Campus Access Dissertation

Degree Name

Doctor of Philosophy in Biochemistry and Molecular Biology (PhD)

Administrative Home Department

Department of Biological Sciences

Advisor 1

Thomas Werner

Committee Member 1

Victor Busov

Committee Member 2

Ramakrishna Wusirika

Committee Member 3

Oliver Gailing

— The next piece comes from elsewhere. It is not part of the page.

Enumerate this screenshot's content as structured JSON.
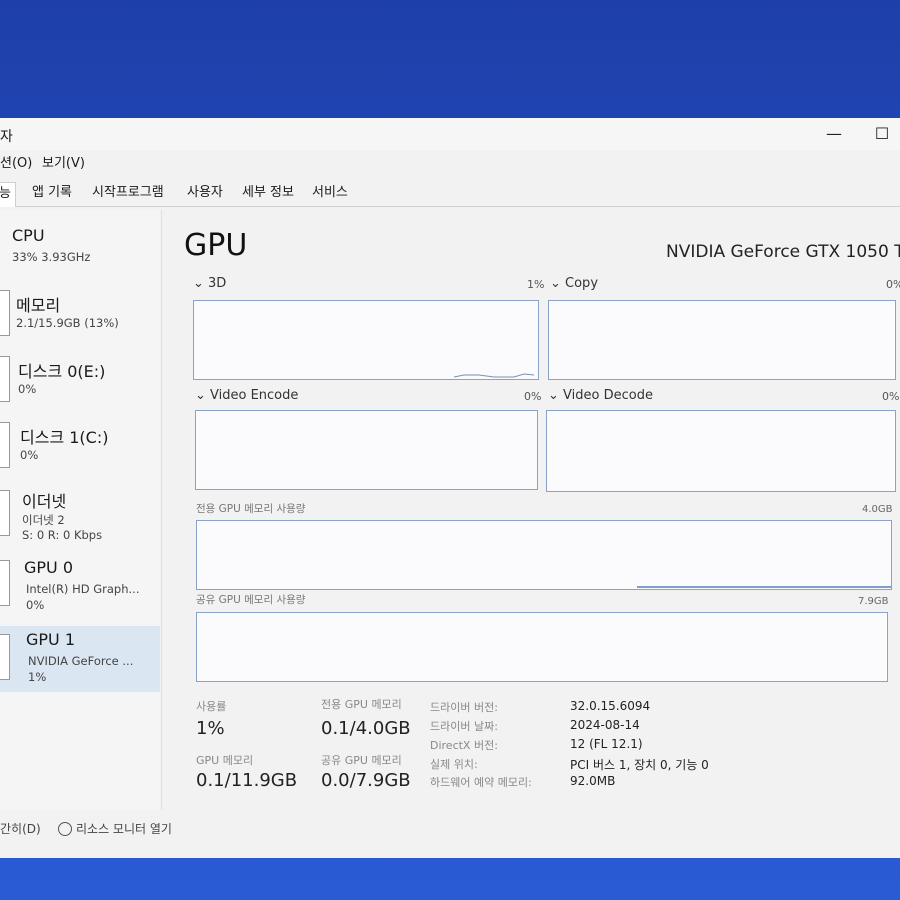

How gene-regulatory networks drive complex morphological structures and patterns is an intriguing question in evolutionary and developmental biology. All animals share a set of genes known as the “genetic toolkit”, which orchestrate the building of the basic body plan. Some of these toolkit genes have been co-opted into new developmental pathways, thereby leading to many evolutionary novelties. One example is the formation of color patterns in animals. We developed the fruit fly Drosophila guttifera (D. guttifera) as a model to study complex wing and body color patterns. The coloration of D. guttifera is striking, as this species displays stark black spot, stripe, and less obvious shade patterns on its wings, thorax, and abdomen. Previously, we have shown that the Wingless (Wg) morphogen is sufficient to induce the pigmentation gene yellow (y), which is necessary for the production of black melanin spots on the wings of D. guttifera. Our current research focuses on the abdominal pigmentation pattern of the same species, which consists of four distinct sub-patterns: one pair of dorsal, median, and lateral rows of spots, plus a dorsal midline shade. Our RNA in situ hybridization data in developing pupal abdomens show that the pigmentation gene y is expressed in the same pattern as the adult melanin pattern. In our search for regulators of y gene expression on the abdomen, we found that the toolkit gene wg foreshadows the entire spotted pattern just before y transcription starts, while abdominal-A (abd-A), decapentaplegic (dpp), hedgehog (hh), and zenknullt (zen) are also expressed at that time, but only in distinct subsets of the abdominal pattern. Using a transgenic reporter assay in D. guttifera pupae, we identified a ~1 kb fragment within the y intron, containing a cis-regulatory element (CRE) that drove DsRed reporter expression in a pattern closely resembling the adult abdominal spot pattern. Further sub-divisions of this CRE and subsequent transgenic reporter analyses revealed a core CRE, which induces stripe expression of the reporter gene DsRed across the abdomen, when a cluster of putative repressor sites was excluded from the CRE. Our data suggest that abdominal spot patterns of fruit flies may have evolved from an ancestral stripe pattern through partial repression of portions of the stripes. We next elucidated the molecular mechanisms causing another pigment-forming gene, tan (t), to be co-expressed with y in identical spot expression patterns on the wings and abdomen. We identified two t CREs, which drive t in spotted patterns on wings and the abdomen. Detailed analyses of the t CRE that drives abdominal spots revealed that this CRE also has core-stripe activity and contains putative repressor elements. Thus, even the t abdominal spots may develop through stripe repression. Taken together, our data indicate that similar regulatory architectures of the y and t genes cause them to be co-expressed in complex patterns on the abdominal tergites, thus providing one of the first examples of how complex morphological patterns develop through the concerted functions of two pigment-forming genes.